I remember the first time a man “grabbed me by the pussy”. I was at the Easter Show with my girlfriends. We went one afternoon straight from school, taking a spare change of clothes and stuffing our uniforms in our bags. We felt so grown up. Giddy with independence.
I was 13-years-old.
I didn’t notice him until it was too late. His hand grabbed me forcefully as he walked past. And he kept walking, disappearing into the crowd.
The shock hit me instantly and confusion was right behind it. What just happened? I felt sick. I knew it hadn’t been an accident. This was different to someone rubbing up against you on public transport when you find yourself second-guessing the sick feeling in your gut.
What he had done was obvious. And I felt dirty and small and vulnerable. And suddenly, I didn’t want to be independent. Suddenly the thought of being young and out in the world on my own, with my friends, felt frightening and like something I maybe couldn’t handle.

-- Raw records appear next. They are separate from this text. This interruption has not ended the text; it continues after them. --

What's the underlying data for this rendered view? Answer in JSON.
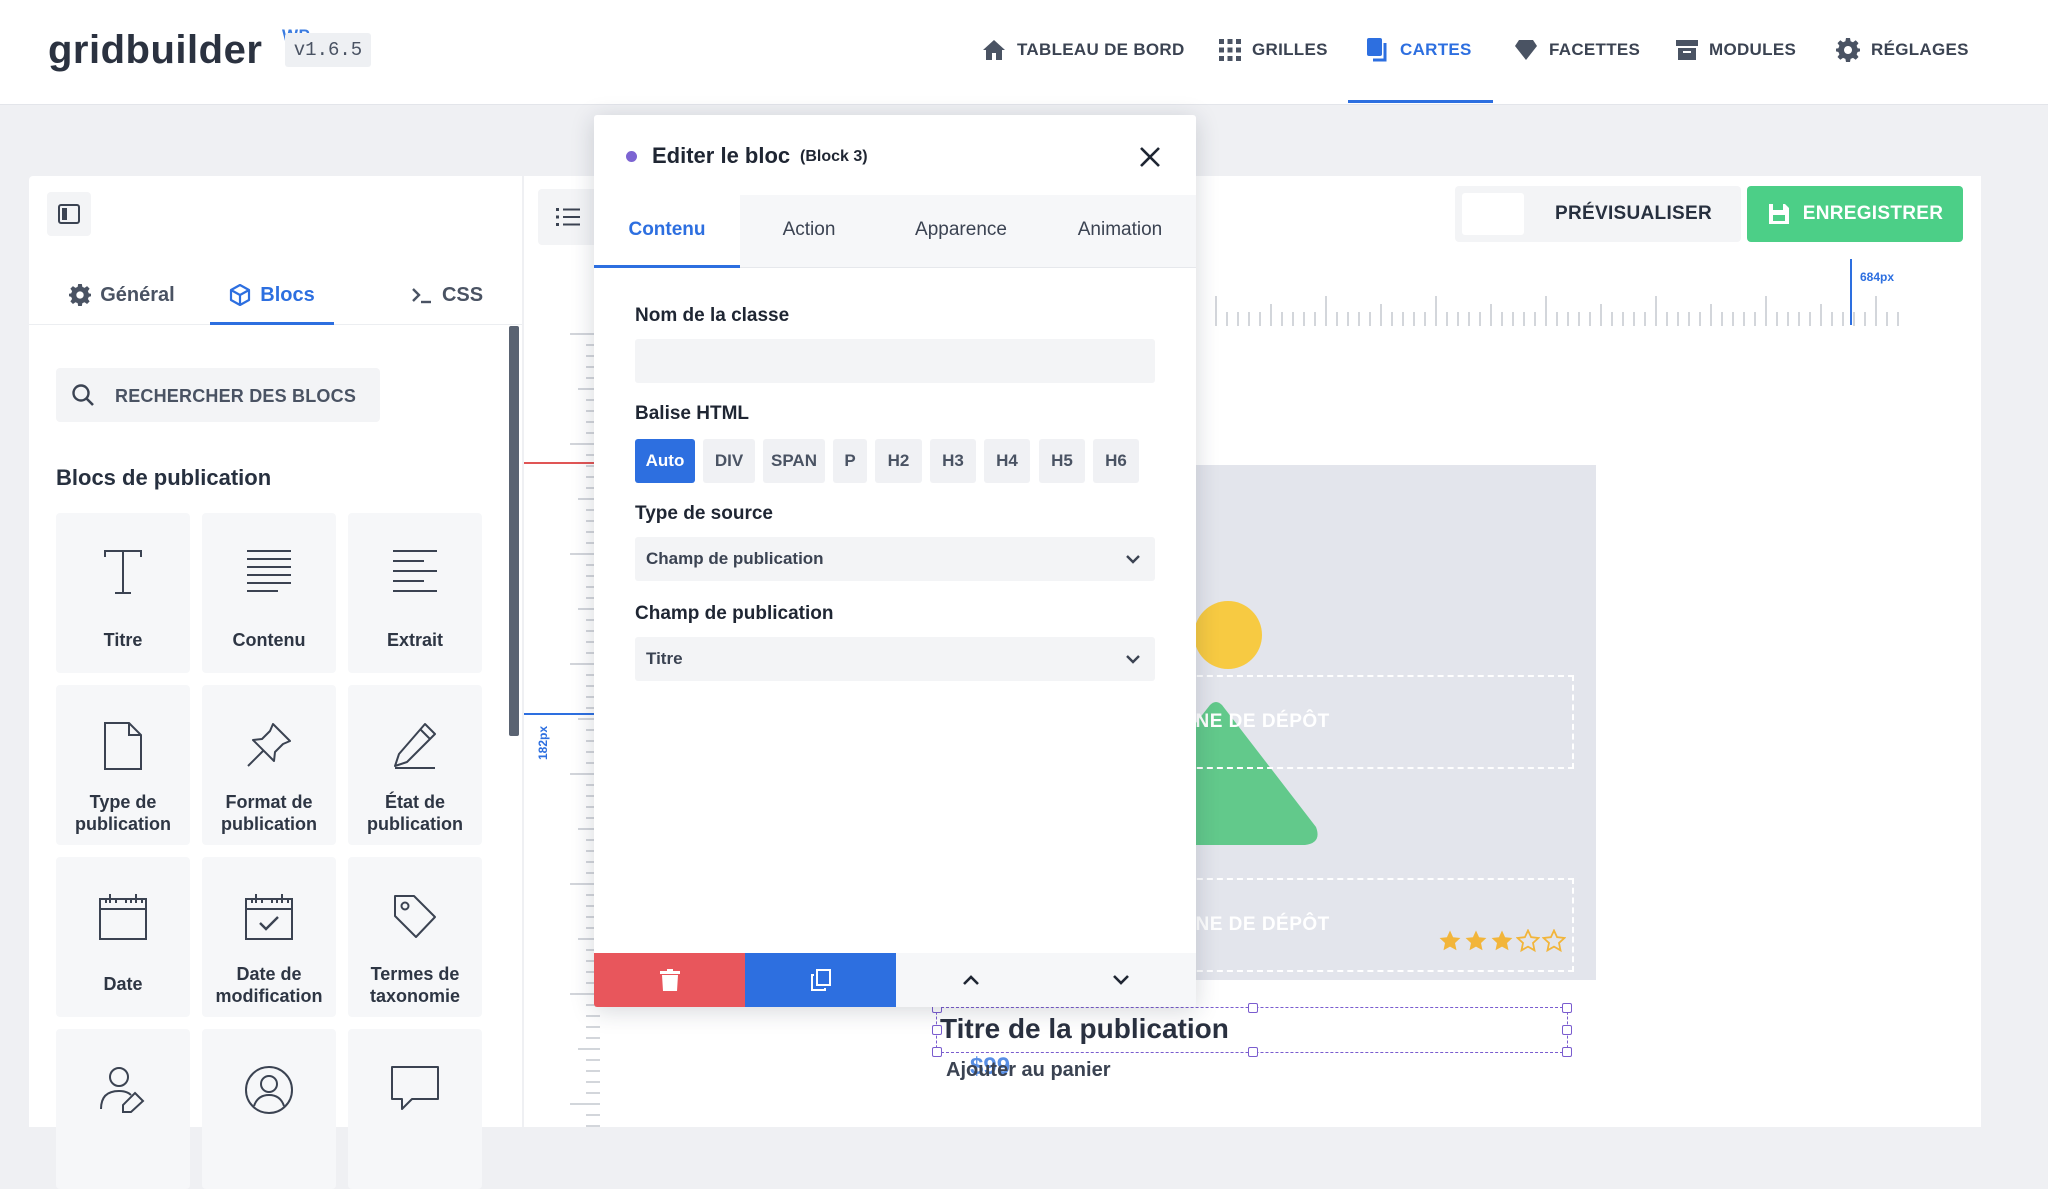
{
  "brand": {
    "name": "gridbuilder",
    "suffix": "WP",
    "version": "v1.6.5"
  },
  "nav": [
    {
      "label": "Tableau de bord",
      "icon": "home-icon"
    },
    {
      "label": "Grilles",
      "icon": "grid-icon"
    },
    {
      "label": "Cartes",
      "icon": "cards-icon",
      "active": true
    },
    {
      "label": "Facettes",
      "icon": "gem-icon"
    },
    {
      "label": "Modules",
      "icon": "archive-icon"
    },
    {
      "label": "Réglages",
      "icon": "gear-icon"
    }
  ],
  "left_panel": {
    "tabs": [
      {
        "label": "Général",
        "icon": "gear-icon"
      },
      {
        "label": "Blocs",
        "icon": "cube-icon",
        "active": true
      },
      {
        "label": "CSS",
        "icon": "terminal-icon"
      }
    ],
    "search_placeholder": "Rechercher des blocs",
    "section_title": "Blocs de publication",
    "blocks": [
      {
        "label": "Titre",
        "icon": "title-icon"
      },
      {
        "label": "Contenu",
        "icon": "content-icon"
      },
      {
        "label": "Extrait",
        "icon": "excerpt-icon"
      },
      {
        "label": "Type de publication",
        "icon": "file-icon"
      },
      {
        "label": "Format de publication",
        "icon": "pin-icon"
      },
      {
        "label": "État de publication",
        "icon": "pencil-icon"
      },
      {
        "label": "Date",
        "icon": "calendar-icon"
      },
      {
        "label": "Date de modification",
        "icon": "calendar-check-icon"
      },
      {
        "label": "Termes de taxonomie",
        "icon": "tag-icon"
      },
      {
        "label": "",
        "icon": "user-edit-icon"
      },
      {
        "label": "",
        "icon": "user-circle-icon"
      },
      {
        "label": "",
        "icon": "comment-icon"
      }
    ]
  },
  "toolbar": {
    "preview_label": "Prévisualiser",
    "save_label": "Enregistrer"
  },
  "rulers": {
    "vertical_label": "182px",
    "horizontal_label": "684px"
  },
  "card_preview": {
    "dropzone_top": "ONE DE DÉPÔT",
    "dropzone_bottom": "ONE DE DÉPÔT",
    "rating": 3,
    "rating_max": 5,
    "title": "Titre de la publication",
    "price": "$99",
    "cart_label": "Ajouter au panier"
  },
  "modal": {
    "title": "Editer le bloc",
    "subtitle": "(Block 3)",
    "tabs": [
      {
        "label": "Contenu",
        "active": true
      },
      {
        "label": "Action"
      },
      {
        "label": "Apparence"
      },
      {
        "label": "Animation"
      }
    ],
    "class_label": "Nom de la classe",
    "class_value": "",
    "html_tag_label": "Balise HTML",
    "html_tags": [
      "Auto",
      "DIV",
      "SPAN",
      "P",
      "H2",
      "H3",
      "H4",
      "H5",
      "H6"
    ],
    "html_tag_selected": "Auto",
    "source_label": "Type de source",
    "source_value": "Champ de publication",
    "field_label": "Champ de publication",
    "field_value": "Titre"
  },
  "colors": {
    "accent": "#2d6fe0",
    "save": "#4ccf87",
    "delete": "#e8565c",
    "star": "#f2b53a",
    "sun": "#f7ca42",
    "mountain": "#62c98b"
  }
}
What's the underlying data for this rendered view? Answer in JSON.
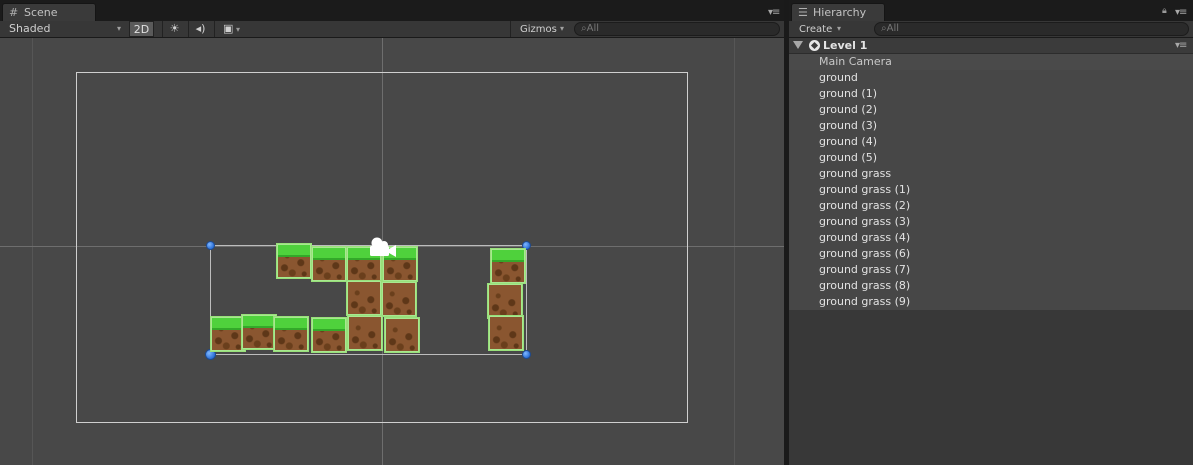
{
  "scene": {
    "tab_label": "Scene",
    "shading_mode": "Shaded",
    "mode_2d": "2D",
    "gizmos_label": "Gizmos",
    "search_placeholder": "All",
    "icons": [
      "grid-icon",
      "sun-icon",
      "audio-icon",
      "image-effects-icon"
    ]
  },
  "hierarchy": {
    "tab_label": "Hierarchy",
    "create_label": "Create",
    "search_placeholder": "All",
    "scene_name": "Level 1",
    "items": [
      "Main Camera",
      "ground",
      "ground (1)",
      "ground (2)",
      "ground (3)",
      "ground (4)",
      "ground (5)",
      "ground grass",
      "ground grass (1)",
      "ground grass (2)",
      "ground grass (3)",
      "ground grass (4)",
      "ground grass (6)",
      "ground grass (7)",
      "ground grass (8)",
      "ground grass (9)"
    ]
  },
  "colors": {
    "grass": "#4fd13c",
    "dirt": "#8a5630",
    "selection_outline": "#98e07a",
    "handle": "#2c6fd6"
  }
}
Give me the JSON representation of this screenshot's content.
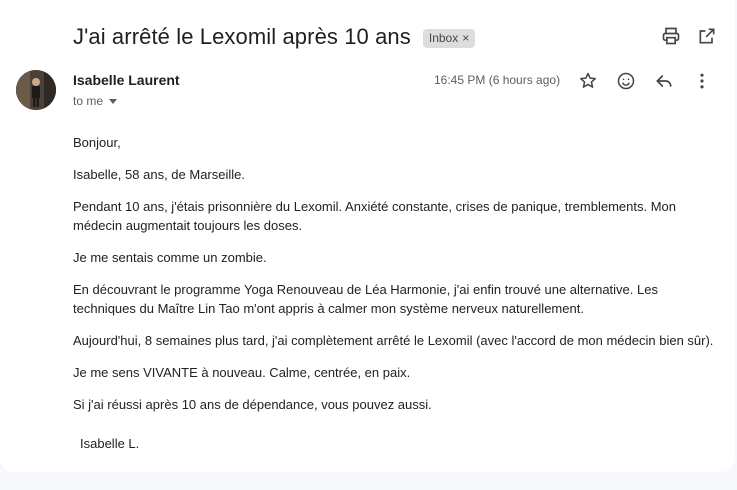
{
  "email": {
    "subject": "J'ai arrêté le Lexomil après 10 ans",
    "label_badge": "Inbox",
    "label_remove": "×",
    "sender_name": "Isabelle Laurent",
    "recipient": "to me",
    "timestamp": "16:45 PM (6 hours ago)",
    "body": [
      "Bonjour,",
      "Isabelle, 58 ans, de Marseille.",
      "Pendant 10 ans, j'étais prisonnière du Lexomil. Anxiété constante, crises de panique, tremblements. Mon médecin augmentait toujours les doses.",
      "Je me sentais comme un zombie.",
      "En découvrant le programme Yoga Renouveau de Léa Harmonie, j'ai enfin trouvé une alternative. Les techniques du Maître Lin Tao m'ont appris à calmer mon système nerveux naturellement.",
      "Aujourd'hui, 8 semaines plus tard, j'ai complètement arrêté le Lexomil (avec l'accord de mon médecin bien sûr).",
      "Je me sens VIVANTE à nouveau. Calme, centrée, en paix.",
      "Si j'ai réussi après 10 ans de dépendance, vous pouvez aussi."
    ],
    "signature": "Isabelle L."
  },
  "icons": {
    "print": "printer-icon",
    "popout": "open-in-new-icon",
    "star": "star-icon",
    "emoji": "emoji-icon",
    "reply": "reply-icon",
    "more": "more-vert-icon"
  }
}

So that was my first experience of being sexually harassed or assaulted in public.
Back then – in the 80s – there wasn’t a name for what happened. Maybe groping. That’s the word being used by so many in the media to describe Donald Trump’s casual conversation about ‘not even waiting’ for permission to kiss women who he finds “beautiful”. To “grab them by the pussy”. That’s not called groping anymore.